Task directions: Would you copy the lines below exactly and omit the images?

Data:
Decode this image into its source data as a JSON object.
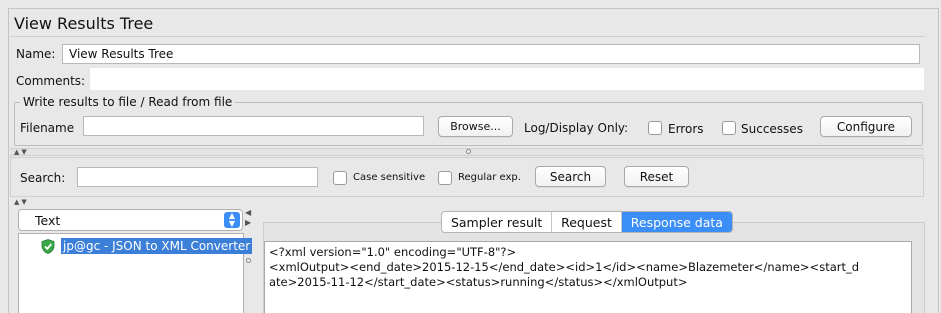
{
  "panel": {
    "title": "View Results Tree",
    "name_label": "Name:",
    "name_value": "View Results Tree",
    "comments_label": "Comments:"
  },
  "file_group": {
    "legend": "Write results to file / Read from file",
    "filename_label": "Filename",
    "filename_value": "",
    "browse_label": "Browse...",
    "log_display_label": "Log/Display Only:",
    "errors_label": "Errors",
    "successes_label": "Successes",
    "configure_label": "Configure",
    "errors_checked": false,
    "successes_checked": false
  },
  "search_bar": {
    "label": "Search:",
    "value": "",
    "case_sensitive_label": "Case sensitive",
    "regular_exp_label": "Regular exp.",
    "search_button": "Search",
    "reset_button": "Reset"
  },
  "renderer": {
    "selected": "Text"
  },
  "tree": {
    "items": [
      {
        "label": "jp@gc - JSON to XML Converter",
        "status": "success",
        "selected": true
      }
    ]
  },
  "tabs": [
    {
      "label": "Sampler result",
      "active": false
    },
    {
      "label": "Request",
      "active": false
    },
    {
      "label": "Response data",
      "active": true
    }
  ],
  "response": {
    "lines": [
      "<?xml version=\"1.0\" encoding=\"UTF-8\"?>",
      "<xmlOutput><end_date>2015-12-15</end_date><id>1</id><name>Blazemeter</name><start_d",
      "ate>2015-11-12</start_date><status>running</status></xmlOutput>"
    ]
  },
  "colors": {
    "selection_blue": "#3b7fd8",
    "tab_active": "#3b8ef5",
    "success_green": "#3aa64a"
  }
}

Final answer:
Decode this image into its source data as a JSON object.
{
  "panel": {
    "title": "View Results Tree",
    "name_label": "Name:",
    "name_value": "View Results Tree",
    "comments_label": "Comments:"
  },
  "file_group": {
    "legend": "Write results to file / Read from file",
    "filename_label": "Filename",
    "filename_value": "",
    "browse_label": "Browse...",
    "log_display_label": "Log/Display Only:",
    "errors_label": "Errors",
    "successes_label": "Successes",
    "configure_label": "Configure",
    "errors_checked": false,
    "successes_checked": false
  },
  "search_bar": {
    "label": "Search:",
    "value": "",
    "case_sensitive_label": "Case sensitive",
    "regular_exp_label": "Regular exp.",
    "search_button": "Search",
    "reset_button": "Reset"
  },
  "renderer": {
    "selected": "Text"
  },
  "tree": {
    "items": [
      {
        "label": "jp@gc - JSON to XML Converter",
        "status": "success",
        "selected": true
      }
    ]
  },
  "tabs": [
    {
      "label": "Sampler result",
      "active": false
    },
    {
      "label": "Request",
      "active": false
    },
    {
      "label": "Response data",
      "active": true
    }
  ],
  "response": {
    "lines": [
      "<?xml version=\"1.0\" encoding=\"UTF-8\"?>",
      "<xmlOutput><end_date>2015-12-15</end_date><id>1</id><name>Blazemeter</name><start_d",
      "ate>2015-11-12</start_date><status>running</status></xmlOutput>"
    ]
  },
  "colors": {
    "selection_blue": "#3b7fd8",
    "tab_active": "#3b8ef5",
    "success_green": "#3aa64a"
  }
}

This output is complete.